Over the past year, many of us have been amazed at the effectiveness of the new one Vaccines against coronavirus covid-19. This development is a success story made possible by decades of careful, balanced progress in microbiology and immunology, overseen by certain legal and regulatory frameworks.
The story of how educational technology (edtech) gets into our schools is quite different. Understanding how these two approaches differ can help us understand why our country urgently needs to change its approach to edtech if we expect the success of this type of teaching and learning.
Let’s look at three key differences.
First, a study of efficacy in drug development is required by law. Before pharmaceutical companies are allowed to sell their products to the public, they must conduct costly clinical trials to prove that the products are safe and effective. There are no such requirements in education. Everyone can design and build a product, hire a former school principal and start selling to schools. Many educational companies raise tens of millions of dollars without even conducting a proper performance study.
Second, the federal government annually invests significant funds in subsidizing clinical trials of new drugs and vaccines that help us understand which drugs are where, for whom, and under what circumstances. Only our national health institutes invests more than $ 40 billion annually in medical research.
But despite our school costs in between $ 26 billion and $ 41 billion every year for edtech products – even up to the cost of a pandemic – our federal institute of educational sciences (IES) has a budget of only 00.6 billion dollars a year (about $ 600 million). According to its director, IES has properly researched about zero percent of the 9,000 edtech products on the market so far. This means that educators see little of how edtech tools and services work, where they work, for whom they work and under what circumstances.

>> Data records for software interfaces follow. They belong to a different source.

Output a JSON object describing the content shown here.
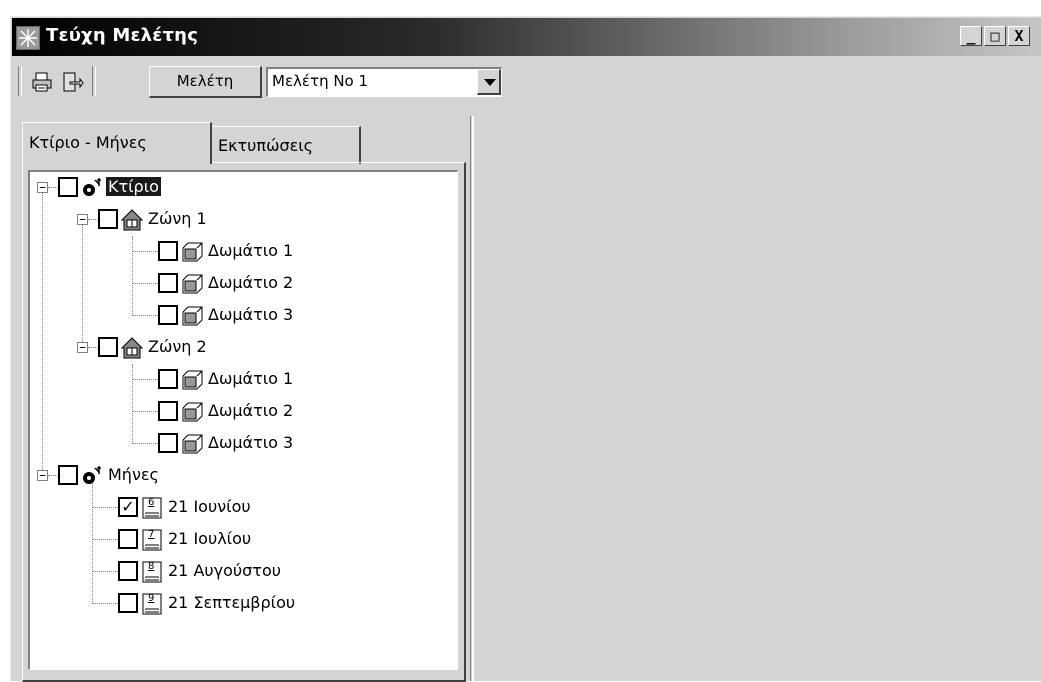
{
  "window": {
    "title": "Τεύχη Μελέτης",
    "controls": {
      "minimize": "_",
      "maximize": "□",
      "close": "X"
    }
  },
  "toolbar": {
    "print_icon": "printer-icon",
    "exit_icon": "exit-door-icon",
    "study_button_label": "Μελέτη",
    "study_select_value": "Μελέτη Νο 1"
  },
  "tabs": [
    {
      "label": "Κτίριο - Μήνες",
      "active": true
    },
    {
      "label": "Εκτυπώσεις",
      "active": false
    }
  ],
  "tree": {
    "building": {
      "label": "Κτίριο",
      "checked": false,
      "zones": [
        {
          "label": "Ζώνη 1",
          "rooms": [
            "Δωμάτιο 1",
            "Δωμάτιο 2",
            "Δωμάτιο 3"
          ]
        },
        {
          "label": "Ζώνη 2",
          "rooms": [
            "Δωμάτιο 1",
            "Δωμάτιο 2",
            "Δωμάτιο 3"
          ]
        }
      ]
    },
    "months": {
      "label": "Μήνες",
      "items": [
        {
          "label": "21 Ιουνίου",
          "day": "6",
          "checked": true
        },
        {
          "label": "21 Ιουλίου",
          "day": "7",
          "checked": false
        },
        {
          "label": "21 Αυγούστου",
          "day": "8",
          "checked": false
        },
        {
          "label": "21 Σεπτεμβρίου",
          "day": "9",
          "checked": false
        }
      ]
    }
  }
}
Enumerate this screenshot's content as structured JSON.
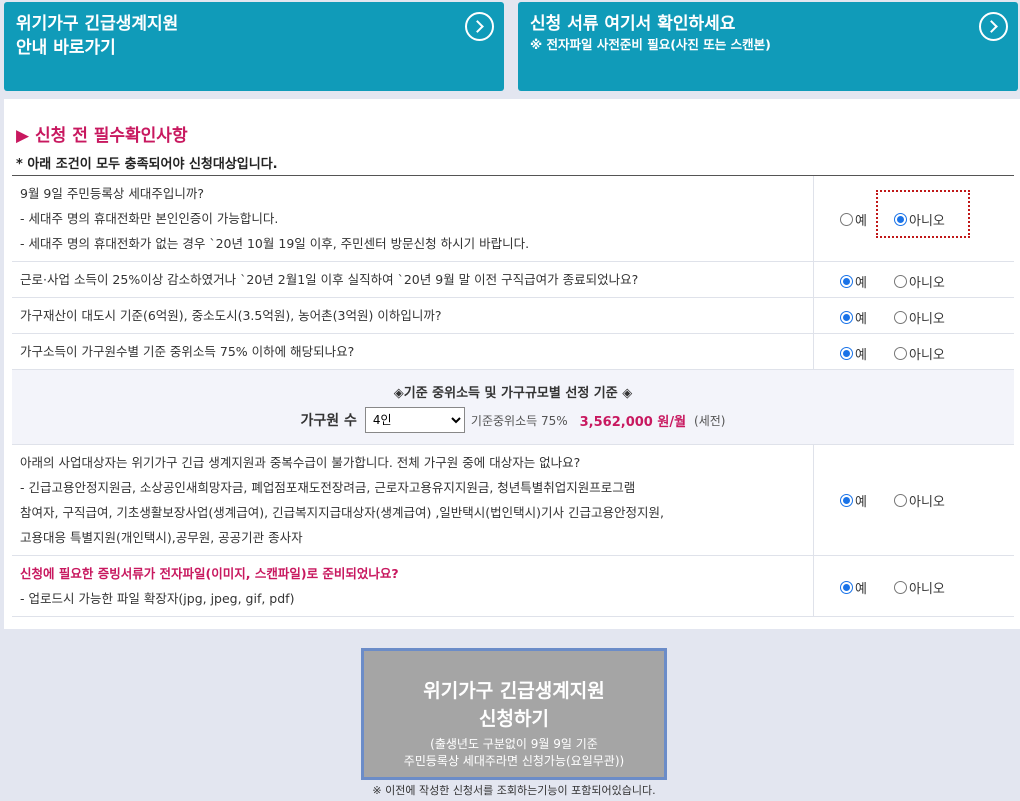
{
  "top_buttons": {
    "left": {
      "line1": "위기가구 긴급생계지원",
      "line2": "안내 바로가기"
    },
    "right": {
      "line1": "신청 서류 여기서 확인하세요",
      "line2": "※ 전자파일 사전준비 필요(사진 또는 스캔본)"
    }
  },
  "section": {
    "title": "▶ 신청 전 필수확인사항",
    "subnote": "* 아래 조건이 모두 충족되어야 신청대상입니다."
  },
  "options": {
    "yes": "예",
    "no": "아니오"
  },
  "questions": [
    {
      "lines": [
        "9월 9일 주민등록상 세대주입니까?",
        "- 세대주 명의 휴대전화만 본인인증이 가능합니다.",
        "- 세대주 명의 휴대전화가 없는 경우 `20년 10월 19일 이후, 주민센터 방문신청 하시기 바랍니다."
      ],
      "selected": "no"
    },
    {
      "lines": [
        "근로·사업 소득이 25%이상 감소하였거나 `20년 2월1일 이후 실직하여 `20년 9월 말 이전 구직급여가 종료되었나요?"
      ],
      "selected": "yes"
    },
    {
      "lines": [
        "가구재산이 대도시 기준(6억원), 중소도시(3.5억원), 농어촌(3억원) 이하입니까?"
      ],
      "selected": "yes"
    },
    {
      "lines": [
        "가구소득이 가구원수별 기준 중위소득 75% 이하에 해당되나요?"
      ],
      "selected": "yes"
    }
  ],
  "criteria": {
    "title": "◈기준 중위소득 및 가구규모별 선정 기준 ◈",
    "household_label": "가구원 수",
    "household_value": "4인",
    "median_label": "기준중위소득 75%",
    "amount": "3,562,000 원/월",
    "tax": "(세전)"
  },
  "questions2": [
    {
      "lines": [
        "아래의 사업대상자는 위기가구 긴급 생계지원과 중복수급이 불가합니다. 전체 가구원 중에 대상자는 없나요?",
        "- 긴급고용안정지원금, 소상공인새희망자금, 폐업점포재도전장려금, 근로자고용유지지원금, 청년특별취업지원프로그램",
        "참여자, 구직급여, 기초생활보장사업(생계급여), 긴급복지지급대상자(생계급여) ,일반택시(법인택시)기사 긴급고용안정지원,",
        "고용대응 특별지원(개인택시),공무원, 공공기관 종사자"
      ],
      "selected": "yes"
    },
    {
      "red": "신청에 필요한 증빙서류가 전자파일(이미지, 스캔파일)로 준비되었나요?",
      "lines": [
        "- 업로드시 가능한 파일 확장자(jpg, jpeg, gif, pdf)"
      ],
      "selected": "yes"
    }
  ],
  "apply_button": {
    "line1": "위기가구 긴급생계지원",
    "line2": "신청하기",
    "line3": "(출생년도 구분없이 9월 9일 기준",
    "line4": "주민등록상 세대주라면 신청가능(요일무관))"
  },
  "footnote": "※ 이전에 작성한 신청서를 조회하는기능이 포함되어있습니다."
}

The third is this risk of lawsuits. When drugs cause unexpected harm to consumers, patients can often sue for damages. Meanwhile, technology education companies do not face a reliable risk of liability for students who “do not study”. This is one of the few reasons why edtech has little incentive to conduct effectiveness studies.
Of course, it should be noted that this is not a comparison of apples with apples. Vaccine testing involves a simpler process to determine efficacy. For comparison, the schools and classes of our country are different from each other dozens of ways we are just beginning to understand. These options often make edtech products very effective in some schools and extremely ineffective in others.
As a result, despite our best intentions, our schools spend tens of billions of dollars each year on edtech products that almost never usedused unfairly, or not used at all. In turn, students are collectively deprived of tens of millions of hours of significant learning opportunities, thus disproportionately affects color students. No wonder famous editorial of 2019 found no evidence that our massive investment in technology for schools has yet to have a noticeable impact.
Properly designed, implemented and supported, edtech can support students and faculty in transformative and empowering abilities. We see glimpses of this potential through case studies, anecdotal reviews and a very small amount of research conducted so far.
If we want students and faculty to receive substantial support through edtech, our schools need reliable information on which products are most likely to work for their students in their unique environment. Schools also urgently need information on how to most effectively implement edtech products.
There is no label to get this information in our schools. Someone has to conduct and disseminate the necessary research. Given how different the legal and regulatory framework for edtech is compared to pharmaceuticals, we cannot expect individual edtech companies, school districts, or states to bear the brunt of this type of research. It is very valuable to society, but is also complex, expensive and may require coordination in hundreds of schools for research. Only our federal government can properly organize and fund this type of research.
As Congress and the Biden administration continue to focus on the pandemic, more funding should become an important part of the equation to explore the role of technology in education. We lose tens of billions of dollars a year and lose hundreds of millions of hours of student learning.
Our country’s schools urgently need independent research to help them make better decisions. It is time to dramatically expand the mission and budget of the Federal Institute of Educational Sciences so that we can begin developing and evaluating edtech more as we make vaccines.